  • Chlorofluorocarbons (CFCs) are products of human activity.
  • Ozone occurs in the stratosphere where ultra-violet rays convert oxygen into ozone.
  • Ultra violet rays do not reach the earth’s surface. The CFCs which drift into the stratosphere destroy the ozone.
  • Large depletion of ozone occurs over Antarctica. The depletion of ozone concentration in the stratosphere is called the ozone hole.

The increasing trend in the concentration of GHGs in the atmosphere may, in the long run, warm up the earth. Once the global warming sets in, it will be difficult to reverse it. Rise in the sea level due to melting of glaciers and ice-caps and thermal expansion of the sea may inundate large parts of the coastal area and islands, leading to social problems.

RECENT DEVELOPMENTS TO COMBAT CLIMATE CHANGE

Act Now

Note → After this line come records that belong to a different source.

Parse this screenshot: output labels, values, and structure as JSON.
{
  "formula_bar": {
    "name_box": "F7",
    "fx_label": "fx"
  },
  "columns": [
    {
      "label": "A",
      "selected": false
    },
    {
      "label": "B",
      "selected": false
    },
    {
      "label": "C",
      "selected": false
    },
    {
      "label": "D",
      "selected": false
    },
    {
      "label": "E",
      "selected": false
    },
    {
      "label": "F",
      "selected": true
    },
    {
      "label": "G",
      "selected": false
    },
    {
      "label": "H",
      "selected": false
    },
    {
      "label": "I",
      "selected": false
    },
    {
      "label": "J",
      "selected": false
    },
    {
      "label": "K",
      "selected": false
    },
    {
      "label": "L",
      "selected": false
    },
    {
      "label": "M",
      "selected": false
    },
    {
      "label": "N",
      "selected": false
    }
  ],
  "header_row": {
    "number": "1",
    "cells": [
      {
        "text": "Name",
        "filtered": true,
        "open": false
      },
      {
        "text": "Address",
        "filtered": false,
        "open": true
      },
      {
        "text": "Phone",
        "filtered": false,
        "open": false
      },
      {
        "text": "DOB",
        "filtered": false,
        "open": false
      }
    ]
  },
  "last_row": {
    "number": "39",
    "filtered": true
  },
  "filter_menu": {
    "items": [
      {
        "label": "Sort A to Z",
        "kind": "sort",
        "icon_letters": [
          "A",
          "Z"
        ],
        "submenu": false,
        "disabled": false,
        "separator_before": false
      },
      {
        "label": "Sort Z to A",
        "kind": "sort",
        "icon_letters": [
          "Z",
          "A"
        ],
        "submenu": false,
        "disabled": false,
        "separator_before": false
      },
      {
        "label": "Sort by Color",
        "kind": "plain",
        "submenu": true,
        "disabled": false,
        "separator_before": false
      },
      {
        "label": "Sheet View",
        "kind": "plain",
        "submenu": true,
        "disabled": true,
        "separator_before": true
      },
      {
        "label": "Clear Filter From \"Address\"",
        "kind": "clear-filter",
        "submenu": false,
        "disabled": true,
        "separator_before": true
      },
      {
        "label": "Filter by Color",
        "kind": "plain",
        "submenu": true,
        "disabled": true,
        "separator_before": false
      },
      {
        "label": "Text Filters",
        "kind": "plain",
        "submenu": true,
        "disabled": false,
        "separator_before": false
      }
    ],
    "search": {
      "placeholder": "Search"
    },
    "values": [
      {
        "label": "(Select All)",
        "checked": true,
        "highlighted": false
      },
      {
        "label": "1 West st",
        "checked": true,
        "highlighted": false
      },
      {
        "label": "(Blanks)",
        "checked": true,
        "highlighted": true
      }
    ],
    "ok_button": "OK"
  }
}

  • This is the United Nations global call to individual action on climate change.
  • The campaign is a critical part of the UN’s coordinated effort to raise awareness, ambition, and action for climate change and accelerate implementation of the Paris Agreement.
  •  It is primarily an online and social media campaign that seeks to educate and encourage individual actions, mainly by adjusting consumption patterns.
  •  Act Now harnesses advances in Artificial Intelligence (AI) to spur behaviour change.

United Nations Global Commission on Adaptation (GCA)

  • The Global Commission on Adaptation was launched in Hague in 2018 by then UN Secretary General Ban Ki-moon.
  •  Its mandate is to encourage the development of measures to manage the effects of climate change through technology, planning and investment.
  •  It was launched with the support of 17 convening countries including China, Canada and the UK and low-lying countries vulnerable to climate change including Bangladesh and the Marshall Islands.
  • The Netherlands initiated the Global Commission on Adaptation to share its knowledge on how it has managed to adopt innovative water management solutions as sea levels rise.

Study on Regional Climatic Features

  • Indian Institute of Geomagnetism (IIG) has tracked climate change by following the Paleo monsoonal pattern of the subcontinent by harnessing magnetic mineralogy.
  • The magnetic minerals are sensitive to the physical and chemical environment that they are embedded in.
  • These external changes bring about modifications in the innate structure of these magnetic minerals, transitioning them from one magnetic phase to another.
  • In this process, the magnetic mineralogy also changes. For example, from magnetite to hematite and vice versa.
  • The mineral magnetic studies have unraveled 4 regional climatic features encompassing the entire Indian subcontinent and one localized climatic event, they are as follows

Emissions Gap Report’

  • United Nations Environment Programme (UNEP) releases ‘Emissions Gap Report’,
  • India is the fourth-largest emitter of Green House Gases (GHGs) according to the report.
  • According to the report, unless global greenhouse gas emissions fall by 7.6 per cent each year, the world will fail to meet the 1.5°C temperature goal of the Paris Agreement.
  • The top four emitters (China, USA, EU and India) contribute to over 55 per cent of the total emissions over the last decade, excluding emissions from land-use change such as deforestation, the report states.
  • If land-use change emissions were included, the rankings would change, with Brazil likely to be the largest emitter.
  • Sectors that are the largest emitters

Energy >Industry> Forestry> Transport>  Agriculture>  Building.

  • The report, however, adds that India is among a small group of countries that are on track to achieve their self-declared climate targets under the Paris Agreement.
Download PDF
September 2022
MTWTFSS
 1234
567891011
12131415161718
19202122232425
2627282930 
Categories